=== Exercise ===
From the material below, list every line containing "subtitle".

=== Given information ===
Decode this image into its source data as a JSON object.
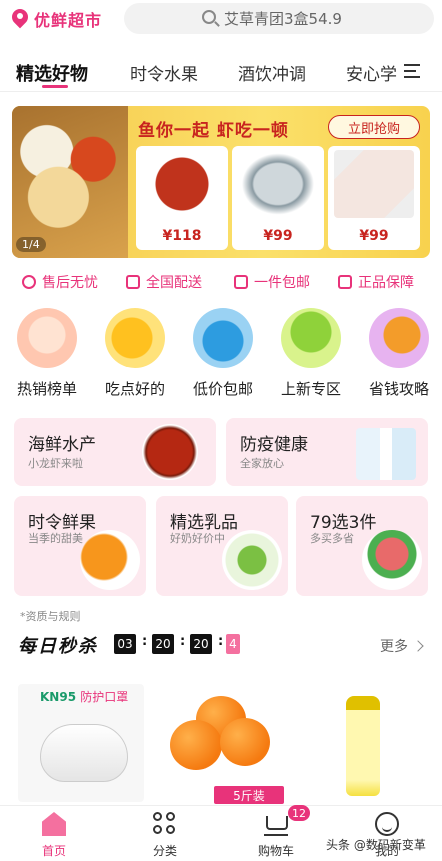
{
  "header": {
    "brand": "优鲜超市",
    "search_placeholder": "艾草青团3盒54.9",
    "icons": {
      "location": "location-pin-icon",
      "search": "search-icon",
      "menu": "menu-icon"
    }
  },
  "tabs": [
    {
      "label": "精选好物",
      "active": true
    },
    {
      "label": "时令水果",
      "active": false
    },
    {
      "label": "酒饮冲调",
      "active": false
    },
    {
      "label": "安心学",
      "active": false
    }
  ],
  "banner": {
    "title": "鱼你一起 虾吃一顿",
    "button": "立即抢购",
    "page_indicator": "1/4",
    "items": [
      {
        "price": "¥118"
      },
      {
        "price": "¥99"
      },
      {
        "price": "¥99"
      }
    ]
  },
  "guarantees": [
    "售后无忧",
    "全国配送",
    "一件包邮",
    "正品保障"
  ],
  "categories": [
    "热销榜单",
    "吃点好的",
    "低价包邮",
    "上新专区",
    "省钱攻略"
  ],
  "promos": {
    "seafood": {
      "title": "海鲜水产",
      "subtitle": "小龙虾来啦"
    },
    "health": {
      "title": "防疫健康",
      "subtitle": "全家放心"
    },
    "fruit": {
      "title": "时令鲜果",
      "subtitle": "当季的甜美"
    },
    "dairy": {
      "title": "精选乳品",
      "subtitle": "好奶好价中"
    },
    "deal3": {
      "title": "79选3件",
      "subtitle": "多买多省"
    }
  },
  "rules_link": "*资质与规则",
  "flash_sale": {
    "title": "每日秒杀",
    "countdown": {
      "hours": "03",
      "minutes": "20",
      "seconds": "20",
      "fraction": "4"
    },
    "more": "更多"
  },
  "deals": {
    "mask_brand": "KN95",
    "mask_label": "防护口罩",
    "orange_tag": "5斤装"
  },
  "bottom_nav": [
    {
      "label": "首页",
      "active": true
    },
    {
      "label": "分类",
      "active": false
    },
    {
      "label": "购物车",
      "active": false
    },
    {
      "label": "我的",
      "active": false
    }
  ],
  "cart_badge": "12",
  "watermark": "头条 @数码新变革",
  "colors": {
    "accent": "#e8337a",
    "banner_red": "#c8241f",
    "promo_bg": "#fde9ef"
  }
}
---
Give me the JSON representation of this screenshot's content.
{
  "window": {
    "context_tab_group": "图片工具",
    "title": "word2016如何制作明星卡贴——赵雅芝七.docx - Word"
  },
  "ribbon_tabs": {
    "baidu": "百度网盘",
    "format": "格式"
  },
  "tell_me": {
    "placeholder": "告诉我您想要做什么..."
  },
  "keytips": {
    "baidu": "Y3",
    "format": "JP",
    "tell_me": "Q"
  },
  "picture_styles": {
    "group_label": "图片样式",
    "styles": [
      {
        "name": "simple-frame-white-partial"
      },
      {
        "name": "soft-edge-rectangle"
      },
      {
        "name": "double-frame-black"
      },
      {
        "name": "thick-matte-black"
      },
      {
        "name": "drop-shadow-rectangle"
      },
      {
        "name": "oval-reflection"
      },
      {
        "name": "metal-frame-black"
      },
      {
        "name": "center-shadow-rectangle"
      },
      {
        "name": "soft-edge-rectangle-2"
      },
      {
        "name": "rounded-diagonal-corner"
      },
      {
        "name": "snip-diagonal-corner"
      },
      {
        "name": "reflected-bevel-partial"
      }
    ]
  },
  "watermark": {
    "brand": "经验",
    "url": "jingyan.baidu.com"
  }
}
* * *
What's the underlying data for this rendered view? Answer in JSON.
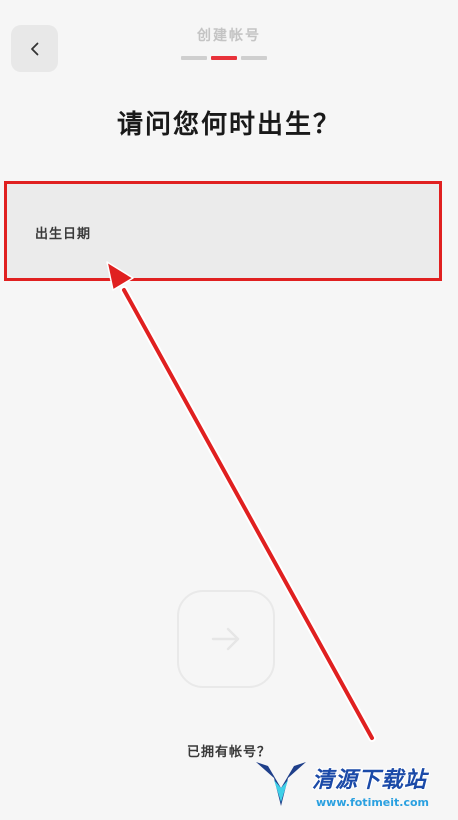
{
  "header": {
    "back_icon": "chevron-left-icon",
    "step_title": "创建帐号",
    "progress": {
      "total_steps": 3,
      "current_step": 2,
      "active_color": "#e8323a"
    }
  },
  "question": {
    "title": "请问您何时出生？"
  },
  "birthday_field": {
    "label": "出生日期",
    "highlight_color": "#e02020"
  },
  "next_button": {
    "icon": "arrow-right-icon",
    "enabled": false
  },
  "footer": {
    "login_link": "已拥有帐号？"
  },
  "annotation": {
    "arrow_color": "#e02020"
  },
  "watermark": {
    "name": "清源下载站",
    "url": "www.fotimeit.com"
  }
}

=== Solution below ===
      "subtitle": "小龙虾来啦"
      "subtitle": "全家放心"
      "subtitle": "当季的甜美"
      "subtitle": "好奶好价中"
      "subtitle": "多买多省"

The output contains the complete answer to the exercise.